Three of the 716 guns collected were found to be stolen, and will be returned to their owners. The other guns will be melted down and destroyed. In addition to a AR-15 rifle, someone turned in a “pen gun” at the Union Baptist Church.
"Any weapon you get off the street that could fall into the wrong hands is a positive thing," Conforti said. "We got a number of weapons we are going to destroy, and that is a success for me."
Resident Pat Kenschaft said the real weapon for curbing gun violence is legislation.
"I strongly want background checks, I want to abolish automatic rifles for ordinary mortals, and I want [to abolish] high-capacity magazines,"Kenschaft said.
Even though Montclair is less than one-fifth as populous as Newark and has a far lower violent-crime rate, the township's gun buyback accounted for nearly half of the overall weapons collected this weekend.
Participants from outside Montclair may have felt safer handing in weapons there, state Attorney General Jeffrey Chiesa said during a press conference in Newark on Tuesday, although he was unsure exactly why the take in Montclair was so high.
“I can’t explain why we got more than 2,000 weapons in Trenton either,” Chiesa said.
“The reality is we’re all in the same community. ... The state approach, the comprehensive approach, is the way to go,” said Newark Mayor Cory Booker.
The buyback program allowed gun owners to turn in up three guns each and to receive as much as $250 per weapon, no questions asked.

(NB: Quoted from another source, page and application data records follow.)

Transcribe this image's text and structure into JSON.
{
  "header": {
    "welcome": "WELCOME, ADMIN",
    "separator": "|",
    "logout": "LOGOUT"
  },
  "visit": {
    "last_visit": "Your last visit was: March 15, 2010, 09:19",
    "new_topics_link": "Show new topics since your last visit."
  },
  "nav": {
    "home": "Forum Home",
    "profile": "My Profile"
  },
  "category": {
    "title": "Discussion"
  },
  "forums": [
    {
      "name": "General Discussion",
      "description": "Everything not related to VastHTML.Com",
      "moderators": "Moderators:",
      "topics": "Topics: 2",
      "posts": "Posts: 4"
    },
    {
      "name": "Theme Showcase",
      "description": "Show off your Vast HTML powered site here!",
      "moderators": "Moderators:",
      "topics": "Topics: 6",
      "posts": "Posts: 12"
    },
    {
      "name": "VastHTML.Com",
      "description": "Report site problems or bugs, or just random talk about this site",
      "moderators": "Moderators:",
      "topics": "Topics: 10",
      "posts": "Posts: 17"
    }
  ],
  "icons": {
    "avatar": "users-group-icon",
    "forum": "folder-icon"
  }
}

The county buyback is the third held in New Jersey in recent months, following buybacks in Camden and Mercer counties. The three buybacks yielded about 5,400 weapons, with the Essex weapons purchased with $242,000 from the state’s crime forfeiture fund.*
This weekend's buyback collected 1,000 more weapons than were recovered in December 2009, the last time a buyback was held here, said Anthony Ambrose, the chief of detectives of the Essex County Prosecutor’s Office, which helped coordinate the effort.
A conference table at Newark’s emergency services operations center was piled high Tuesday with a diverse cache of firearms, including 70 guns that were illegal to own because they had high-capacity magazines, sawed-off barrels or for other reasons. At least six had been stolen, and one had been used in a Newark shooting, said Samuel DeMaio, the director of the Newark Police Department.
Those taking part in the buyback had various motives for giving up their weapons, Chiesa added. Some mentioned the desire to get guns out of their house following the Newtown shootings.
“One of the things we found in Newark was that they just didn’t want a gun in the home anymore” because of Newtown, DeMaio said.
Chiesa said the buyback has gone a long way towards making New Jersey streets safer.
“There’s no other way to get 5,400 guns off the streets that I know of,” Chiesa said.
*Correction - The article origially stated $242,000 was used to purchase all the weapons, This amount was spent just in Essex.